Have you ever felt devastated after receiving unexpected negative feedback? Learning to take criticism professionally–not personally–is a skill that most can learn to do better. Here are some helpful ways to accept criticism effectively, even when it stings.
Criticism Is an Opportunity to Grow
Hearing our performance critiqued can be uncomfortable. Believe it or not, this discomfort is not bad; it is often a sign of growth. Consider the words you hear and look for truths. If the feedback is fair, challenge yourself to improve. Professionals take criticism seriously, not personally.
Our minds tend to exaggerate criticism. Next time you receive a piece of demoralizing feedback, pause and reflect. Don’t let a critique cause unhealthy thoughts about not being liked or appreciated. Instead, make a habit of detaching yourself from the personal feelings that arise. Retrain your brain to take criticism differently. It takes practice, but will lead to better self-esteem and healthier professional relationships.
In competitive environments, it is not easy to exercise humility. Taking full accountability for mistakes is important and leads to personal growth. Instead of playing blame games, commit to development and acknowledge shortcomings. Being humble and expressing thanks for constructive feedback will serve you better than getting defensive.
We All Have Bad Days

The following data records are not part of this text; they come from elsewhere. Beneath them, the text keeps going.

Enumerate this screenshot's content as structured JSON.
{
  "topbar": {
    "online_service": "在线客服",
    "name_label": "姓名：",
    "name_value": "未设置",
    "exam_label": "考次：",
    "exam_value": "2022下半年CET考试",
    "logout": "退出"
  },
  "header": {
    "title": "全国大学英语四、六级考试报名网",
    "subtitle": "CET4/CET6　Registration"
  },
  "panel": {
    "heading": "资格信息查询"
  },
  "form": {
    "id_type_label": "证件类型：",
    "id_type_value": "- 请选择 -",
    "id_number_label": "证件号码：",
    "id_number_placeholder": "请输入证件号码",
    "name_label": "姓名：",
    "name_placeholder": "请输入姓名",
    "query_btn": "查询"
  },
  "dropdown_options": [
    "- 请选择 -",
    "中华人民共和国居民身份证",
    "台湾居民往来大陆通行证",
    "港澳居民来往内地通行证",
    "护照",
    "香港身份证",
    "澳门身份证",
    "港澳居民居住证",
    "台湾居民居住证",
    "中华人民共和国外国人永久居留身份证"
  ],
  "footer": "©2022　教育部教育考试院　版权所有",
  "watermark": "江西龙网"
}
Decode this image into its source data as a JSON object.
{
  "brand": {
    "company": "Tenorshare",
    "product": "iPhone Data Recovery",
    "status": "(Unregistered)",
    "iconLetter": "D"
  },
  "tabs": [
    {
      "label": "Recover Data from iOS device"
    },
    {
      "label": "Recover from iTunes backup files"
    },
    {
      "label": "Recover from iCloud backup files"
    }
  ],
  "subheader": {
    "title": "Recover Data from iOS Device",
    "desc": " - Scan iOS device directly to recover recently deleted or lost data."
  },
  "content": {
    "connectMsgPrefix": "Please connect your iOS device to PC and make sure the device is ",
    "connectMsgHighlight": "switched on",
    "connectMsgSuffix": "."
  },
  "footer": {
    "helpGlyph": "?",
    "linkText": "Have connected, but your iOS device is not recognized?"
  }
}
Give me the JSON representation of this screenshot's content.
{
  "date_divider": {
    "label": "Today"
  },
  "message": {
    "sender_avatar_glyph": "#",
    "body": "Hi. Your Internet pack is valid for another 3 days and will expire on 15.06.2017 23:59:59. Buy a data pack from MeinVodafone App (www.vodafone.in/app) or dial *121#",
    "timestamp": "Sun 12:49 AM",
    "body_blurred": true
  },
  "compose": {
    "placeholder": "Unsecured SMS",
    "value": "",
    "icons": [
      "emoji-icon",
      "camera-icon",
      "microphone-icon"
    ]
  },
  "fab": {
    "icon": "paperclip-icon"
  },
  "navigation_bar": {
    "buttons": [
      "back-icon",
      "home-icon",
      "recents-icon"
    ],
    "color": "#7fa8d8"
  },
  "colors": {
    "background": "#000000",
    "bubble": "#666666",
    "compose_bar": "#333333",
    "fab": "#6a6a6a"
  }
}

We live complicated lives. You might not realize that your boss has a dying mother, or that your co-worker is going through a divorce. When people snap at you, make rude remarks, or offer destructive criticism, it is often a reflection of that person’s emotions — not how they feel about you. While you have no control over someone else’s bad day, you can recognize they are having one, and do your best to be respectful of their feelings.
Log Your Feedback
Take a moment to record notes about feedback you receive, followed by a simple game plan about how to improve.
When we accept that constructive criticism is meant to help — not hurt — us, we can have healthier professional relationships and improve our work. I encourage you to retrain your brain to view criticism holistically, not personally, in order to further your personal growth and development.